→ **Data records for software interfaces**
Content starts

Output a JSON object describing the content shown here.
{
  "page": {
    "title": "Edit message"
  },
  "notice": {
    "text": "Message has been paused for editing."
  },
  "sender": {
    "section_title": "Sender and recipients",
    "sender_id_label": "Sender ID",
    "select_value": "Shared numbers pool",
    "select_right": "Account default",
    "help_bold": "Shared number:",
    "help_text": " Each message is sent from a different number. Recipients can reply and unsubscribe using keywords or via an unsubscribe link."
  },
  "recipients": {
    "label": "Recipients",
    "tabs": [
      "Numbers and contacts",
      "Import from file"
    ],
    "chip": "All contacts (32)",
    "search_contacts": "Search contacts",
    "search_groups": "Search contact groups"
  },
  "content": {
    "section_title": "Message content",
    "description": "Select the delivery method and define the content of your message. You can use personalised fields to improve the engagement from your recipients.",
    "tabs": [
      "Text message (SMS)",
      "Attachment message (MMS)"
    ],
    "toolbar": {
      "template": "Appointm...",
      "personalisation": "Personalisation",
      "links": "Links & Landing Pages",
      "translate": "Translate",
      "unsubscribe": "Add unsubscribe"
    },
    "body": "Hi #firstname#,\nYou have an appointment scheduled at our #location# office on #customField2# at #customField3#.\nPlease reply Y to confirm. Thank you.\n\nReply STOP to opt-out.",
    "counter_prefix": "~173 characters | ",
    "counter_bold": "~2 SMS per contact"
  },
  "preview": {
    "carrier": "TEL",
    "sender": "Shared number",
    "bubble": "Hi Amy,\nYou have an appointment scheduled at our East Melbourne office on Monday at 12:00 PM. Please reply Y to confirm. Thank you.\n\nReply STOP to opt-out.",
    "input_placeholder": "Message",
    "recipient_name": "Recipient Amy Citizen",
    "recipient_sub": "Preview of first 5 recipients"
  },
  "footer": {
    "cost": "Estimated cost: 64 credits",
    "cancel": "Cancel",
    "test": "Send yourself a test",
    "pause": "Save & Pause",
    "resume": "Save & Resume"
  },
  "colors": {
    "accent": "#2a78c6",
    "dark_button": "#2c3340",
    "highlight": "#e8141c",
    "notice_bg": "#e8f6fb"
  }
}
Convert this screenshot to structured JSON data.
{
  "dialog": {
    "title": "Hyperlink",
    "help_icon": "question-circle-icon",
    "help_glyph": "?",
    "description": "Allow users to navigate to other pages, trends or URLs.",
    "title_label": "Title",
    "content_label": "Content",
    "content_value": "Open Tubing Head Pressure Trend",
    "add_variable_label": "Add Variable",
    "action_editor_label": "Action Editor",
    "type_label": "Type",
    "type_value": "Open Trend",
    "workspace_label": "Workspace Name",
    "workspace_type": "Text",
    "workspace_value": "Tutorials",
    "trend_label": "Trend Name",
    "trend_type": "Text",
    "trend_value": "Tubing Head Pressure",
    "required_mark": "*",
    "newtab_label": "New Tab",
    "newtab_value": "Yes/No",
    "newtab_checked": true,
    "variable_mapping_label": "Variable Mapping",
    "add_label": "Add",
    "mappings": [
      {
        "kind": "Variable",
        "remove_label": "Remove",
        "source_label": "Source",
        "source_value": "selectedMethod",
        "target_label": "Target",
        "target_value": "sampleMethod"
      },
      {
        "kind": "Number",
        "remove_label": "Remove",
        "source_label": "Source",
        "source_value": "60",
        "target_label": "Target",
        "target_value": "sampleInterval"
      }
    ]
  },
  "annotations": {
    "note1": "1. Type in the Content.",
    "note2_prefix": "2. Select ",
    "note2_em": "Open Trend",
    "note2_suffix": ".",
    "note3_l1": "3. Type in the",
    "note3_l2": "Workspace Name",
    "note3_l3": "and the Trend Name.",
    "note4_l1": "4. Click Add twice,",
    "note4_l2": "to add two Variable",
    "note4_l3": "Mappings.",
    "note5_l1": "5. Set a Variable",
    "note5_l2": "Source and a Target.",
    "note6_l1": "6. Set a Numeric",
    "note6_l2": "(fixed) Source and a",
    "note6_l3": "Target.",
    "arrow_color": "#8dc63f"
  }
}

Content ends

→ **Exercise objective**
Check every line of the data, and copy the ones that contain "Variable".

→ **Written reply**
    "add_variable_label": "Add Variable",
    "variable_mapping_label": "Variable Mapping",
        "kind": "Variable",
    "note4_l2": "to add two Variable",
    "note5_l1": "5. Set a Variable",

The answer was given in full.